Data about app and page elements

Content starts

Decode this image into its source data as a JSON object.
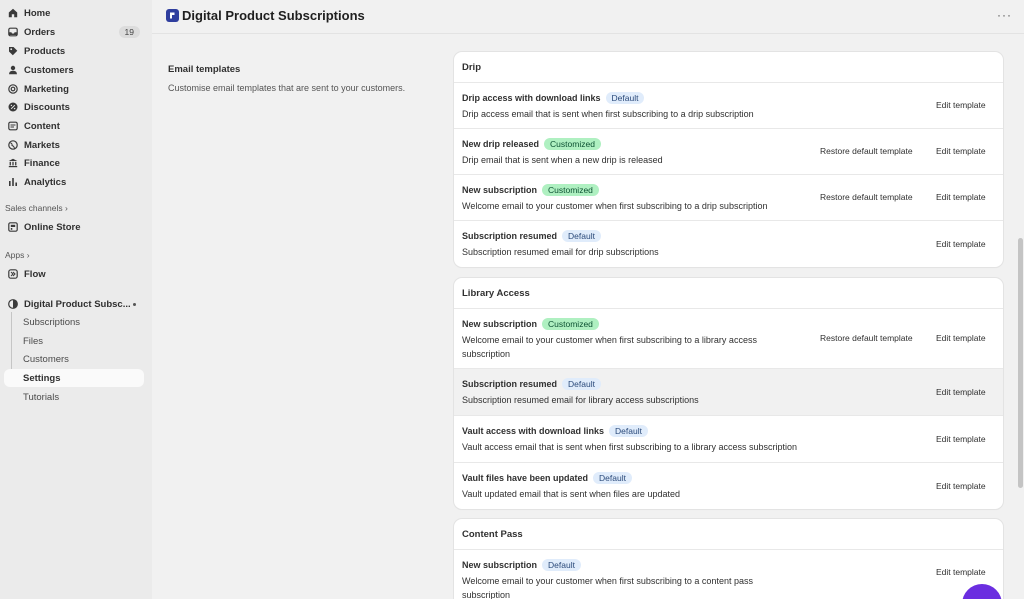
{
  "sidebar": {
    "nav": [
      {
        "label": "Home",
        "icon": "home-icon"
      },
      {
        "label": "Orders",
        "icon": "orders-icon",
        "count": "19"
      },
      {
        "label": "Products",
        "icon": "tag-icon"
      },
      {
        "label": "Customers",
        "icon": "person-icon"
      },
      {
        "label": "Marketing",
        "icon": "target-icon"
      },
      {
        "label": "Discounts",
        "icon": "discount-icon"
      },
      {
        "label": "Content",
        "icon": "content-icon"
      },
      {
        "label": "Markets",
        "icon": "globe-icon"
      },
      {
        "label": "Finance",
        "icon": "bank-icon"
      },
      {
        "label": "Analytics",
        "icon": "bar-chart-icon"
      }
    ],
    "sales_channels_label": "Sales channels",
    "online_store_label": "Online Store",
    "apps_label": "Apps",
    "flow_label": "Flow",
    "app_name": "Digital Product Subsc...",
    "app_sub_items": [
      "Subscriptions",
      "Files",
      "Customers",
      "Settings",
      "Tutorials"
    ],
    "active_sub_item": "Settings"
  },
  "header": {
    "title": "Digital Product Subscriptions",
    "more_label": "···"
  },
  "description": {
    "title": "Email templates",
    "text": "Customise email templates that are sent to your customers."
  },
  "actions": {
    "edit": "Edit template",
    "restore": "Restore default template"
  },
  "cards": [
    {
      "title": "Drip",
      "rows": [
        {
          "name": "Drip access with download links",
          "badge": "Default",
          "desc": "Drip access email that is sent when first subscribing to a drip subscription",
          "restore": false
        },
        {
          "name": "New drip released",
          "badge": "Customized",
          "desc": "Drip email that is sent when a new drip is released",
          "restore": true
        },
        {
          "name": "New subscription",
          "badge": "Customized",
          "desc": "Welcome email to your customer when first subscribing to a drip subscription",
          "restore": true
        },
        {
          "name": "Subscription resumed",
          "badge": "Default",
          "desc": "Subscription resumed email for drip subscriptions",
          "restore": false
        }
      ]
    },
    {
      "title": "Library Access",
      "rows": [
        {
          "name": "New subscription",
          "badge": "Customized",
          "desc": "Welcome email to your customer when first subscribing to a library access subscription",
          "restore": true
        },
        {
          "name": "Subscription resumed",
          "badge": "Default",
          "desc": "Subscription resumed email for library access subscriptions",
          "restore": false
        },
        {
          "name": "Vault access with download links",
          "badge": "Default",
          "desc": "Vault access email that is sent when first subscribing to a library access subscription",
          "restore": false
        },
        {
          "name": "Vault files have been updated",
          "badge": "Default",
          "desc": "Vault updated email that is sent when files are updated",
          "restore": false
        }
      ]
    },
    {
      "title": "Content Pass",
      "rows": [
        {
          "name": "New subscription",
          "badge": "Default",
          "desc": "Welcome email to your customer when first subscribing to a content pass subscription",
          "restore": false
        }
      ]
    }
  ],
  "colors": {
    "badge_default_bg": "#e0ecfb",
    "badge_customized_bg": "#aff0c1",
    "app_logo": "#2f3e9e",
    "fab": "#6b2ee0"
  }
}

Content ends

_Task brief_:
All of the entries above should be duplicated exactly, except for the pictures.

_Exercise response_:
Decode this image into its source data as a JSON object.
{
  "sidebar": {
    "nav": [
      {
        "label": "Home",
        "icon": "home-icon"
      },
      {
        "label": "Orders",
        "icon": "orders-icon",
        "count": "19"
      },
      {
        "label": "Products",
        "icon": "tag-icon"
      },
      {
        "label": "Customers",
        "icon": "person-icon"
      },
      {
        "label": "Marketing",
        "icon": "target-icon"
      },
      {
        "label": "Discounts",
        "icon": "discount-icon"
      },
      {
        "label": "Content",
        "icon": "content-icon"
      },
      {
        "label": "Markets",
        "icon": "globe-icon"
      },
      {
        "label": "Finance",
        "icon": "bank-icon"
      },
      {
        "label": "Analytics",
        "icon": "bar-chart-icon"
      }
    ],
    "sales_channels_label": "Sales channels",
    "online_store_label": "Online Store",
    "apps_label": "Apps",
    "flow_label": "Flow",
    "app_name": "Digital Product Subsc...",
    "app_sub_items": [
      "Subscriptions",
      "Files",
      "Customers",
      "Settings",
      "Tutorials"
    ],
    "active_sub_item": "Settings"
  },
  "header": {
    "title": "Digital Product Subscriptions",
    "more_label": "···"
  },
  "description": {
    "title": "Email templates",
    "text": "Customise email templates that are sent to your customers."
  },
  "actions": {
    "edit": "Edit template",
    "restore": "Restore default template"
  },
  "cards": [
    {
      "title": "Drip",
      "rows": [
        {
          "name": "Drip access with download links",
          "badge": "Default",
          "desc": "Drip access email that is sent when first subscribing to a drip subscription",
          "restore": false
        },
        {
          "name": "New drip released",
          "badge": "Customized",
          "desc": "Drip email that is sent when a new drip is released",
          "restore": true
        },
        {
          "name": "New subscription",
          "badge": "Customized",
          "desc": "Welcome email to your customer when first subscribing to a drip subscription",
          "restore": true
        },
        {
          "name": "Subscription resumed",
          "badge": "Default",
          "desc": "Subscription resumed email for drip subscriptions",
          "restore": false
        }
      ]
    },
    {
      "title": "Library Access",
      "rows": [
        {
          "name": "New subscription",
          "badge": "Customized",
          "desc": "Welcome email to your customer when first subscribing to a library access subscription",
          "restore": true
        },
        {
          "name": "Subscription resumed",
          "badge": "Default",
          "desc": "Subscription resumed email for library access subscriptions",
          "restore": false
        },
        {
          "name": "Vault access with download links",
          "badge": "Default",
          "desc": "Vault access email that is sent when first subscribing to a library access subscription",
          "restore": false
        },
        {
          "name": "Vault files have been updated",
          "badge": "Default",
          "desc": "Vault updated email that is sent when files are updated",
          "restore": false
        }
      ]
    },
    {
      "title": "Content Pass",
      "rows": [
        {
          "name": "New subscription",
          "badge": "Default",
          "desc": "Welcome email to your customer when first subscribing to a content pass subscription",
          "restore": false
        }
      ]
    }
  ],
  "colors": {
    "badge_default_bg": "#e0ecfb",
    "badge_customized_bg": "#aff0c1",
    "app_logo": "#2f3e9e",
    "fab": "#6b2ee0"
  }
}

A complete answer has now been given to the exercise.